Problem
Please filter the entries and return only the lines that include "domains".

(Component data from apps and pages)
○ ○ ○

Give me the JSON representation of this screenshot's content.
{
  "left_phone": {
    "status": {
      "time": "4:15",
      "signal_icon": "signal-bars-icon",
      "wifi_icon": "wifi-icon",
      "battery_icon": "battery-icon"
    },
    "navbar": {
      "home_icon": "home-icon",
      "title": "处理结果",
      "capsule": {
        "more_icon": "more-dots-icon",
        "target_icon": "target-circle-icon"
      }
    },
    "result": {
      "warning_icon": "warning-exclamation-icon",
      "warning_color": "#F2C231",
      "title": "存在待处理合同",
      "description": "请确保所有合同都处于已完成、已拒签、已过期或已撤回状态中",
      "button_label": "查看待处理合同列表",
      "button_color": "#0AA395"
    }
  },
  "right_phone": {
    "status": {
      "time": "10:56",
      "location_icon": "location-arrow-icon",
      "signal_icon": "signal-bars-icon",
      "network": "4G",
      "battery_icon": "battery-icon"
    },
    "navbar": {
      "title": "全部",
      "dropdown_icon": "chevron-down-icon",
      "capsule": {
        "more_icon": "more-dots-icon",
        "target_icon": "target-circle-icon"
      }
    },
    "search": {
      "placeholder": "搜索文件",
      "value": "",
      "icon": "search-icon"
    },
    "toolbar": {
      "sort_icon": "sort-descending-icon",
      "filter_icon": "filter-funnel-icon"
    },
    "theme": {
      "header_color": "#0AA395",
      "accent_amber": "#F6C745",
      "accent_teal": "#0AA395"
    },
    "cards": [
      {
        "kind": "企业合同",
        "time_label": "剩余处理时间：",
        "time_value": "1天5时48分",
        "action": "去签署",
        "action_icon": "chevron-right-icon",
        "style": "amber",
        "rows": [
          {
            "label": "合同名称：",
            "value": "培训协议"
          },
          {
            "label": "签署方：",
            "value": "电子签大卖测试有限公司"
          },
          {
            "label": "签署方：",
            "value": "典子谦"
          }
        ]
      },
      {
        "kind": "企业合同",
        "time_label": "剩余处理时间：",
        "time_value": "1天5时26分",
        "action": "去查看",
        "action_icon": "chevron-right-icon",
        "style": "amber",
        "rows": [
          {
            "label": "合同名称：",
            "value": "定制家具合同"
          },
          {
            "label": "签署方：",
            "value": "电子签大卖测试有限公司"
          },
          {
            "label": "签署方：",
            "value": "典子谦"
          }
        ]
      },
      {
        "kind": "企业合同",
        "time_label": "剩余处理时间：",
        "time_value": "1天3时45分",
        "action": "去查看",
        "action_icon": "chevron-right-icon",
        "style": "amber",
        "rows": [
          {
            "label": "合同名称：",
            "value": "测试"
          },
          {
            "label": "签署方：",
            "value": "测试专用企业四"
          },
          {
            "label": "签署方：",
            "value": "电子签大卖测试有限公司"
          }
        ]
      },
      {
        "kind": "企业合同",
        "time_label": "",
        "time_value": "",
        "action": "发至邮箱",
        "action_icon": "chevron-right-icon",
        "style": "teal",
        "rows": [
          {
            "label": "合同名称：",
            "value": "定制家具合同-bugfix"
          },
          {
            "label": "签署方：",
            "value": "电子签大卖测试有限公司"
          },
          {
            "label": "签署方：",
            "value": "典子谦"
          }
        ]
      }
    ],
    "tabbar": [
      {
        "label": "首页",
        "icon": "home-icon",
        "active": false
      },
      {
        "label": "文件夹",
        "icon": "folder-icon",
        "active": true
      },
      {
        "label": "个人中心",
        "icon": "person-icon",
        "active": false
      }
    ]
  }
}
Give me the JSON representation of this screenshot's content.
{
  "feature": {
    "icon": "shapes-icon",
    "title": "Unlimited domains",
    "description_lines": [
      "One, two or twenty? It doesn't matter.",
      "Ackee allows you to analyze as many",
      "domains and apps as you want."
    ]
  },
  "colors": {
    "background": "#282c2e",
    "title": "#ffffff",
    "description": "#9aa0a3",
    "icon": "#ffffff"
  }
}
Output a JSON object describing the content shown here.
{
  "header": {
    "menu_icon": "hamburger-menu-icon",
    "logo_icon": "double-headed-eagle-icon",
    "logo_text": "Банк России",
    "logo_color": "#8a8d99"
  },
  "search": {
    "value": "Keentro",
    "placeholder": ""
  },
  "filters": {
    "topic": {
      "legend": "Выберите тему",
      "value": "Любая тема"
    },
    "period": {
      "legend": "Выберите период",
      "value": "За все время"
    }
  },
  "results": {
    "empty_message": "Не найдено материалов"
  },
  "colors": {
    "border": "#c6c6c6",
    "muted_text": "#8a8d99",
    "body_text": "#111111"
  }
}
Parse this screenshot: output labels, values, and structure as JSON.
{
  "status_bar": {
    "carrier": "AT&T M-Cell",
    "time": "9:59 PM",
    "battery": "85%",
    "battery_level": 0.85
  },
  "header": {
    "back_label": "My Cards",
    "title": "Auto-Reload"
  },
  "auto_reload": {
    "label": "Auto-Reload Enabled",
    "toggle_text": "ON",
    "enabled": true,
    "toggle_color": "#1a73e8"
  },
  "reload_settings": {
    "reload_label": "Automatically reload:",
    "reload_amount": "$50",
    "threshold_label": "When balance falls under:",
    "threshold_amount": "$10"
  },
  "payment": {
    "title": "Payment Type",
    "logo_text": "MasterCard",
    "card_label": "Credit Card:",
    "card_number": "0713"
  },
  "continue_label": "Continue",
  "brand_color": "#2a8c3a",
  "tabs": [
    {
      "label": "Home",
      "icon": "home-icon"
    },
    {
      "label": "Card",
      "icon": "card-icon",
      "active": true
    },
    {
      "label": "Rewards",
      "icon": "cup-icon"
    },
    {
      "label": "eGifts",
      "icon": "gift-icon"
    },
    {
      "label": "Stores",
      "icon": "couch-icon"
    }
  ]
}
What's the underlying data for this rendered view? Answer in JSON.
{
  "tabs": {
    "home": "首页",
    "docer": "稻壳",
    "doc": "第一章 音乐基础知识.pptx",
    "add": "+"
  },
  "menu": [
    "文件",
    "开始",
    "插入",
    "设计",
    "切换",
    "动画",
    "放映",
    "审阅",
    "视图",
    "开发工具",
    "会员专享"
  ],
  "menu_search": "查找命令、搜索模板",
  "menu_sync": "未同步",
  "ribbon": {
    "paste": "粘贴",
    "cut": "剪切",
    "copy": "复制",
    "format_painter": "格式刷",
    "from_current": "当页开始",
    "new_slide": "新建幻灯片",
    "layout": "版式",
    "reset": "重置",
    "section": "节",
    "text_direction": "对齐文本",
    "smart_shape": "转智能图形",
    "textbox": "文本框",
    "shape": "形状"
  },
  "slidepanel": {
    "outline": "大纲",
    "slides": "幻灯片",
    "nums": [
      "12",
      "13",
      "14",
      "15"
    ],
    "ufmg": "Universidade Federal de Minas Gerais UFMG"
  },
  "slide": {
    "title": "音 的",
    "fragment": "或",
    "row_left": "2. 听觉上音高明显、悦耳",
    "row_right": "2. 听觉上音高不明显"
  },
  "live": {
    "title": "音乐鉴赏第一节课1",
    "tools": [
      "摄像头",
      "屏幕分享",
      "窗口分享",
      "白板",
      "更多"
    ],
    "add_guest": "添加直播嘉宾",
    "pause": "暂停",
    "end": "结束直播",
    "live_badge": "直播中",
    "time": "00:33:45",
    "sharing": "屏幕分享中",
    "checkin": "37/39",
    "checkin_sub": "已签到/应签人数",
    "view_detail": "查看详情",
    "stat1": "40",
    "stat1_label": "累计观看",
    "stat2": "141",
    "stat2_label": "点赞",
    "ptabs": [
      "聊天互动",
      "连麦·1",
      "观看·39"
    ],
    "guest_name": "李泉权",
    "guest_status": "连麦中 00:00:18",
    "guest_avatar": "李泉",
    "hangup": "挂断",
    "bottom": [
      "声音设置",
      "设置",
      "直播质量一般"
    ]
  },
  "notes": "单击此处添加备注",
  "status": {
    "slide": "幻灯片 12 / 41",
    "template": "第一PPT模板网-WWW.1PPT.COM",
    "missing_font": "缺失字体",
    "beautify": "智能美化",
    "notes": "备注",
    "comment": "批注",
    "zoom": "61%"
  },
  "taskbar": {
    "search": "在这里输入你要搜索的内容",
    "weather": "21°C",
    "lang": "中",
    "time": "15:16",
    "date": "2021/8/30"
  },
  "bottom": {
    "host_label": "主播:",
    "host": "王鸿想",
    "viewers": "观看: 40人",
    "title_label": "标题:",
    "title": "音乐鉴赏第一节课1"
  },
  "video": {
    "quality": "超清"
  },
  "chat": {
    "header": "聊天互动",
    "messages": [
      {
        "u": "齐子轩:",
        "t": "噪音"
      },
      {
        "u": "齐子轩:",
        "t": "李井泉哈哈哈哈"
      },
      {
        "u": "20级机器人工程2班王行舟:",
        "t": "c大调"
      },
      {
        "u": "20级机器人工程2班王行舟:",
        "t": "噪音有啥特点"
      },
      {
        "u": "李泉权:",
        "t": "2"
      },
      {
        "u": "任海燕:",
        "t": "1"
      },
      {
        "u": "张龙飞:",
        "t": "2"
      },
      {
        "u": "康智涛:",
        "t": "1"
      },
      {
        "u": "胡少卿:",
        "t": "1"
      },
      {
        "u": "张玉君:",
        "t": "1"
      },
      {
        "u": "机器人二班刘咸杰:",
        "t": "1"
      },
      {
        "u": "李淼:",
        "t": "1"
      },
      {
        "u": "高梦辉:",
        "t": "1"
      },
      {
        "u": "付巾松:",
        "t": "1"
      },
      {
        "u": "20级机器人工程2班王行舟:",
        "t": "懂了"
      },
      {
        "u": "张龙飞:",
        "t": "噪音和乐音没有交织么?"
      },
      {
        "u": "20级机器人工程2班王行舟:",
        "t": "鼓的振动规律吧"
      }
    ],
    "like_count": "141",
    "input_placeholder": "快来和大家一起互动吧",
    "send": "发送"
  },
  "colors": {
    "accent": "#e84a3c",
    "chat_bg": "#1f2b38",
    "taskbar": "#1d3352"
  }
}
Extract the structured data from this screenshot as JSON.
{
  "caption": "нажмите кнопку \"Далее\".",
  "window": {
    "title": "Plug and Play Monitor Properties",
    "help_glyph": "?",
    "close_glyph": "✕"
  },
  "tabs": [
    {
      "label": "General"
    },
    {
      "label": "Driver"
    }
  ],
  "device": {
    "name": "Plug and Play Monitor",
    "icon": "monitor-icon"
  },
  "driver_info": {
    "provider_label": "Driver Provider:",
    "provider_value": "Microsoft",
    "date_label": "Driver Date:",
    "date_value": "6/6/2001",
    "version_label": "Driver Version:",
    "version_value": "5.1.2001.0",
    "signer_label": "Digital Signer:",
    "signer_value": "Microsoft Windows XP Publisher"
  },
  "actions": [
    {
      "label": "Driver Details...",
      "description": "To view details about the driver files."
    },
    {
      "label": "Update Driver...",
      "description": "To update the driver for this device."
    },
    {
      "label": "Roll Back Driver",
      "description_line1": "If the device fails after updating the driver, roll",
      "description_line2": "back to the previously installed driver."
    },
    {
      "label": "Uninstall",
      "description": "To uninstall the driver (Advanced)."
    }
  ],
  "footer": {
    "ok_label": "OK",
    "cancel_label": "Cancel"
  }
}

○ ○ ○

Result below
    "title": "Unlimited domains",
      "domains and apps as you want."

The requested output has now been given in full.